Price Free; pay for games$9.99/month plus 1 month free trial; pay for gamesFree; buy games from Steam, Epic or Ubisoft$4.99/month for 12 months; buy games from Steam, Epic or Ubisoft$24.95 for six months; buy games from Steam, Epic or Ubisoft
Availability NowNow NowNow, limited time offerNow, limited time offer
Quality Up to 1080/60fps, stereo soundHardware permitting, up to 4K/60p HDR and 5.1 surround1080/60p1080/60p, RTX ray-tracing acceleration1080/60p, RTX ray-tracing acceleration
Gaming features Direct and multiplayer chat, contact blocking; game pause to pick up on another device; clip and screenshot captures; Google Assistant support on Chromecast; local multiplayerNoneClip and screenshot capture, in-game filters, Discord integration, support for 90 free-to-play gamesClip and screenshot capture, in-game filters, Discord integration, support for 90 free-to-play gamesClip and screenshot capture, in-game filters, Discord integration, support for 90 free-to-play games
Free games NoPeriodic offersNoNoNo
Game discounts NoLimited time discount offers on Stadia games, amount variesNoNoNo
Restrictions Requires Stadia-specific gamesRequires Stadia-specific gamesOne hour per session limitSix hours per session limitSix hours per session limit
Plan perks NoneNoneNonePriority accessPriority access, Hyper Scape Season One Battle Pass Token and in-game content pack
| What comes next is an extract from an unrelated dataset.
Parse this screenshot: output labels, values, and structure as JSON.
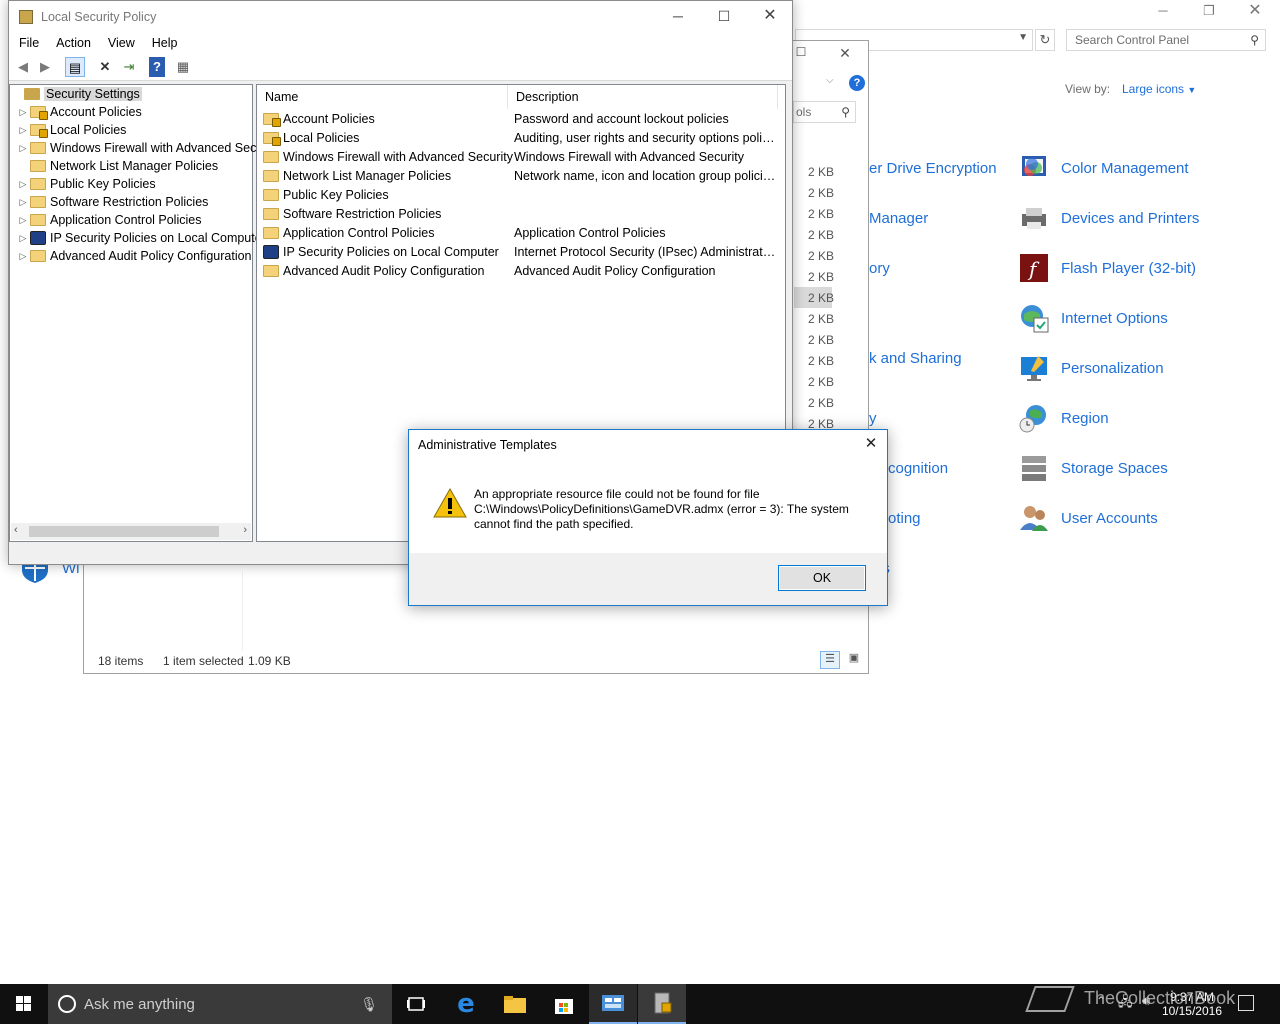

Platforms Chrome browser on PC or laptop, Chromebook, Android; there's an iOS app, but you can't play games with itChrome browser on PC or laptop, Chromebook, Android; there's an iOS app, but you can't play games with itNvidia Shield, Mac OS, Windows 10, Android; Chromebook Nvidia Shield, Mac OS, Windows 10, Android; ChromebookNvidia Shield, Mac OS, Windows 10, Android; Chromebook